Rob Pittam stepping back 25 years
Miners' Strike 25 years on
Inside Out takes BBC Two's Working Lunch reporter Rob Pittam back to his home town of Ollerton in Nottinghamshire 25 years after the Miners' Strike. Ollerton was on the front line in the division between striking and working miners.
Rob wrote his first piece of journalism for 'Roundabout', a community newspaper during the strike and now he returns to the paper’s offices.
Rob’s Dad was a miner and the family moved down to Ollerton from the North East in the early sixties along with hundreds of others.
Rob's first published journalism
Pit closures in Durham meant they had to find work somewhere else.
There were plenty of jobs in the Nottinghamshire coalfield which couldn’t be filled with local labour. And they came with new homes.
The divide during the 1984 strike could roughly be drawn between ethnic origins.
The Nottinghamshire men worked. The North East men went on strike.
In June 1984 Rob wrote about miners having to go to work through a chorus of abuse from their neighbours and workmates.
Symbolic of the split was the definition of pubs in the town as being places for either workers of strikers.
Miners Welfare... two days later it closed down
Rob returns to the Miners' Welfare where he used to pull pints.
During the strike it became the base for the striking miners. At one point as the hardship increased over the 12 month dispute, 300 meals a day were being served there.
Rob remembers the welfare was always the centre of the community.
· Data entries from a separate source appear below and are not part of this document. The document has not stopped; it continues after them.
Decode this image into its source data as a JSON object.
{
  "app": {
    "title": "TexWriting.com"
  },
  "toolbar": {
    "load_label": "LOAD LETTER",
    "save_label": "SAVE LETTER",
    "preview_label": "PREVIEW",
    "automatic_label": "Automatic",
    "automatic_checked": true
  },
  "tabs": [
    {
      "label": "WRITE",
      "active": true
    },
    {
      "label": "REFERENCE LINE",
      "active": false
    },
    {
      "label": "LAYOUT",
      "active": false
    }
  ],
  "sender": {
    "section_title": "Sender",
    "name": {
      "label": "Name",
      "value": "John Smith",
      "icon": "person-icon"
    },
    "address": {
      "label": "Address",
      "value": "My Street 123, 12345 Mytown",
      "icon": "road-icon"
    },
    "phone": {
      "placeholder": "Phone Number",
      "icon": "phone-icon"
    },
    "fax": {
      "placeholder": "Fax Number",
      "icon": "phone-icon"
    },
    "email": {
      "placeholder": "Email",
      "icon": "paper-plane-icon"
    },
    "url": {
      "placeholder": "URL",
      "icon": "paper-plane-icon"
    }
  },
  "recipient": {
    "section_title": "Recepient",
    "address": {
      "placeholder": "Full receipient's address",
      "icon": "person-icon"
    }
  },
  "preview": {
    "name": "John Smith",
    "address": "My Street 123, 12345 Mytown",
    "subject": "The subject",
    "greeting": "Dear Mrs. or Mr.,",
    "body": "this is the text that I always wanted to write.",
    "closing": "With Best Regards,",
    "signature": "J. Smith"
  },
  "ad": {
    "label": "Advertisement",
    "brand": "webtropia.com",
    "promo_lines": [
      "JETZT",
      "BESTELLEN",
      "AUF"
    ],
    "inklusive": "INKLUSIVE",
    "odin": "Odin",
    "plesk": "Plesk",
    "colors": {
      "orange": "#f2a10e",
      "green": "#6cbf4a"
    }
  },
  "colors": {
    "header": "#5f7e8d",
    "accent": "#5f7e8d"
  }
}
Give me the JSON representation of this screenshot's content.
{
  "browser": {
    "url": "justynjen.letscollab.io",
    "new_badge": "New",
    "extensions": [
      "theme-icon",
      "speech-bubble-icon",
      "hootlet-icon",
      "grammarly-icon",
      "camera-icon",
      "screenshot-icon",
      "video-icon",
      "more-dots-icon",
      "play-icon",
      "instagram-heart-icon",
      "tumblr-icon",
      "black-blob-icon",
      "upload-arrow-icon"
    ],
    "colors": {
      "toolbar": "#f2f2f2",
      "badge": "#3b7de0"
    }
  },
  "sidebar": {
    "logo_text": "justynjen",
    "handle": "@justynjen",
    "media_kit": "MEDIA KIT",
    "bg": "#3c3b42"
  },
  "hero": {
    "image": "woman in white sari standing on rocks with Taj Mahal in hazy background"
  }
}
It was always busy. It was a place where whole families could go for a night out.
Two days after filming for Inside Out there the Welfare closed for good.
The Miners' Strike lasted a year beginning in March 1984.
The strike only began to crumble when the NCB offered miners various pay incentives to return to work before Christmas.
On 3 March 1985, the NUM's executive narrowly voted for a return to work.
Arthur Scargill retired as NUM president in 2002. Figures for 2002 show there were just 13 deep coal mines in the country where once there were 170.
In 1984 Rob wrote:
"How much of the split will remain when the dispute is over? For there will come a time when the people will have to face each other again."
"It is to be hoped for the sake of the community that common sense will prevail over the extreme attitudes"
Visiting Ollerton 25 years later there are still divisions.
But few want to talk about them.
Instead they’d rather think about the future and how to get through the recession.
Fifteen years ago Ollerton’s pit closed. Then the textile factories went.
Over 1,000 lost their jobs.
But the now ex miners fought back led by former NUM official Stan Crawford.
The old colliery site was bought for £1 and £4m was raised and then spent on reclaiming the land.
In the past nine years they’ve encouraged new businesses on to the site with the condition that the buildings are eco friendly.
Center Parcs has its head office there. There’s also a Tesco superstore.
More people work on the site now than did when it was a coal mine.
The site of the pit head remains and is being turned into a park - a park where they’ll remember the mining heritage.
last updated: 26/02/2009 at 12:09